**WHAT YOU HAVE TO DO:**
I would like the records restated word for word, without the pictures.

**DATASET EXCERPTS:**
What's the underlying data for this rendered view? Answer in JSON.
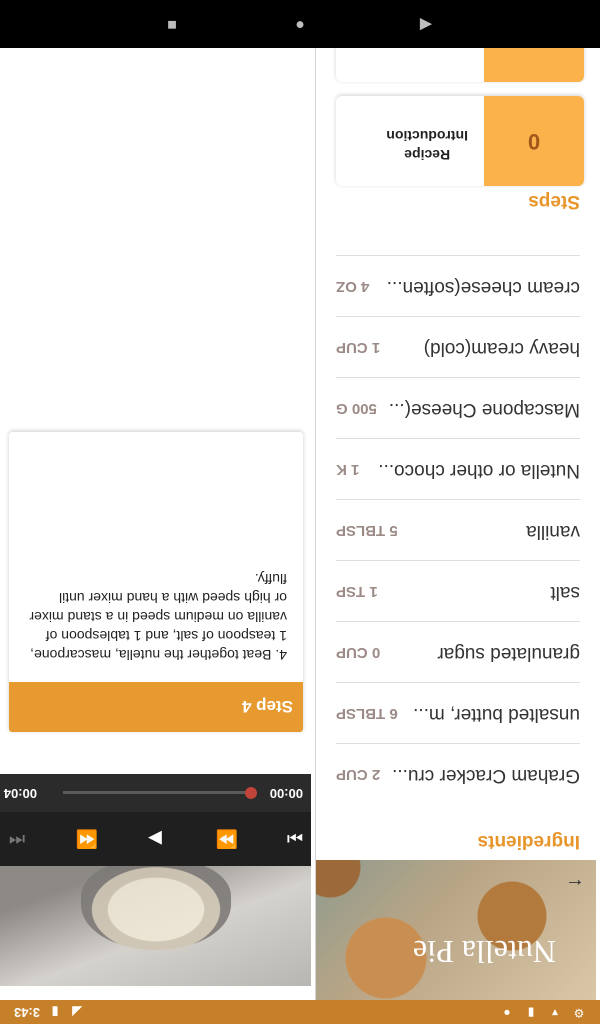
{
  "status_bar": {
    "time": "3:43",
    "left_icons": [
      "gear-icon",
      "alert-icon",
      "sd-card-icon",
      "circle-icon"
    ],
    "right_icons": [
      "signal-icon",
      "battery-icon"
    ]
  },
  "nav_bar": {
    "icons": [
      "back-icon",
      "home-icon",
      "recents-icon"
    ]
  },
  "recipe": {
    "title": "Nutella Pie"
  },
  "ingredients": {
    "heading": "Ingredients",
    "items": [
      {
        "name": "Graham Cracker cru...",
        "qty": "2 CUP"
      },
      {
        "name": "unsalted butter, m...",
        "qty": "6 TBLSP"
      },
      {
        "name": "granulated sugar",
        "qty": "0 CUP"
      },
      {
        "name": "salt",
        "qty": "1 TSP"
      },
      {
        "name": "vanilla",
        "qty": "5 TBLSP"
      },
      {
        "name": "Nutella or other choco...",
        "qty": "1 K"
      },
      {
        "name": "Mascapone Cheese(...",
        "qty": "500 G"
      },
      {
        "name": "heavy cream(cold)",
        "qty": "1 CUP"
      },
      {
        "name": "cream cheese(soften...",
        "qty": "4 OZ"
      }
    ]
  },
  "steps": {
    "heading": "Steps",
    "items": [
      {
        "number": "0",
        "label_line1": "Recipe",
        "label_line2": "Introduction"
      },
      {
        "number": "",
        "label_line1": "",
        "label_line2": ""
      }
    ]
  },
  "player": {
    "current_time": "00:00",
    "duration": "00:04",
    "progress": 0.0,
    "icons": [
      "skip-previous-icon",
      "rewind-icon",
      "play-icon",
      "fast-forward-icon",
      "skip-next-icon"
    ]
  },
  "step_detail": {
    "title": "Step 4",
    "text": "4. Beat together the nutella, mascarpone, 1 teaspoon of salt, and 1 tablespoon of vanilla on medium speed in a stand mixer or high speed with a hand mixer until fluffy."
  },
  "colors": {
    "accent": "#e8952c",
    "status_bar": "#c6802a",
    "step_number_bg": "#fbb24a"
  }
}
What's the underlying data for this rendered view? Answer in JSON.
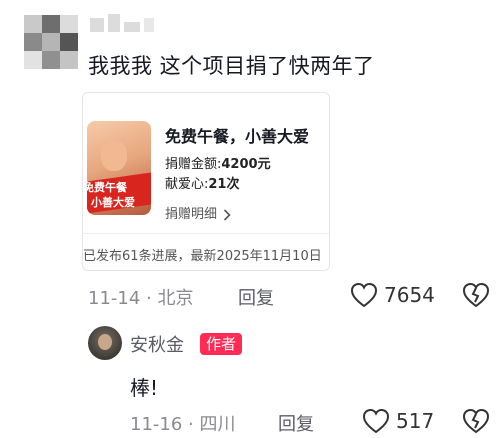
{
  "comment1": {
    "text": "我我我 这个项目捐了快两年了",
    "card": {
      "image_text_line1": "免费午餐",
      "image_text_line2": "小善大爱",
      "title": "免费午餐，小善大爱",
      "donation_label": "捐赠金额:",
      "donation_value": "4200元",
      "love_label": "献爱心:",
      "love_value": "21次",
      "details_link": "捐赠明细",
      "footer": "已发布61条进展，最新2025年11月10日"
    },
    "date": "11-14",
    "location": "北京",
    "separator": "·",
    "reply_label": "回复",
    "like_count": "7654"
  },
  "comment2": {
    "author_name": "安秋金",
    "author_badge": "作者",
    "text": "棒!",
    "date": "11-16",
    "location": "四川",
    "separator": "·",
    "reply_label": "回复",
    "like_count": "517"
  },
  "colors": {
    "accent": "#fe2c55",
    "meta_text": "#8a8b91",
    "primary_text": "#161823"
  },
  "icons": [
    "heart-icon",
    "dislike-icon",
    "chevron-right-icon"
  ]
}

**YOUR SOLUTION:**
What's the underlying data for this rendered view? Answer in JSON.
{
  "status_bar": {
    "time": "3:43",
    "left_icons": [
      "gear-icon",
      "alert-icon",
      "sd-card-icon",
      "circle-icon"
    ],
    "right_icons": [
      "signal-icon",
      "battery-icon"
    ]
  },
  "nav_bar": {
    "icons": [
      "back-icon",
      "home-icon",
      "recents-icon"
    ]
  },
  "recipe": {
    "title": "Nutella Pie"
  },
  "ingredients": {
    "heading": "Ingredients",
    "items": [
      {
        "name": "Graham Cracker cru...",
        "qty": "2 CUP"
      },
      {
        "name": "unsalted butter, m...",
        "qty": "6 TBLSP"
      },
      {
        "name": "granulated sugar",
        "qty": "0 CUP"
      },
      {
        "name": "salt",
        "qty": "1 TSP"
      },
      {
        "name": "vanilla",
        "qty": "5 TBLSP"
      },
      {
        "name": "Nutella or other choco...",
        "qty": "1 K"
      },
      {
        "name": "Mascapone Cheese(...",
        "qty": "500 G"
      },
      {
        "name": "heavy cream(cold)",
        "qty": "1 CUP"
      },
      {
        "name": "cream cheese(soften...",
        "qty": "4 OZ"
      }
    ]
  },
  "steps": {
    "heading": "Steps",
    "items": [
      {
        "number": "0",
        "label_line1": "Recipe",
        "label_line2": "Introduction"
      },
      {
        "number": "",
        "label_line1": "",
        "label_line2": ""
      }
    ]
  },
  "player": {
    "current_time": "00:00",
    "duration": "00:04",
    "progress": 0.0,
    "icons": [
      "skip-previous-icon",
      "rewind-icon",
      "play-icon",
      "fast-forward-icon",
      "skip-next-icon"
    ]
  },
  "step_detail": {
    "title": "Step 4",
    "text": "4. Beat together the nutella, mascarpone, 1 teaspoon of salt, and 1 tablespoon of vanilla on medium speed in a stand mixer or high speed with a hand mixer until fluffy."
  },
  "colors": {
    "accent": "#e8952c",
    "status_bar": "#c6802a",
    "step_number_bg": "#fbb24a"
  }
}
What's the underlying data for this rendered view? Answer in JSON.
{
  "comment1": {
    "text": "我我我 这个项目捐了快两年了",
    "card": {
      "image_text_line1": "免费午餐",
      "image_text_line2": "小善大爱",
      "title": "免费午餐，小善大爱",
      "donation_label": "捐赠金额:",
      "donation_value": "4200元",
      "love_label": "献爱心:",
      "love_value": "21次",
      "details_link": "捐赠明细",
      "footer": "已发布61条进展，最新2025年11月10日"
    },
    "date": "11-14",
    "location": "北京",
    "separator": "·",
    "reply_label": "回复",
    "like_count": "7654"
  },
  "comment2": {
    "author_name": "安秋金",
    "author_badge": "作者",
    "text": "棒!",
    "date": "11-16",
    "location": "四川",
    "separator": "·",
    "reply_label": "回复",
    "like_count": "517"
  },
  "colors": {
    "accent": "#fe2c55",
    "meta_text": "#8a8b91",
    "primary_text": "#161823"
  },
  "icons": [
    "heart-icon",
    "dislike-icon",
    "chevron-right-icon"
  ]
}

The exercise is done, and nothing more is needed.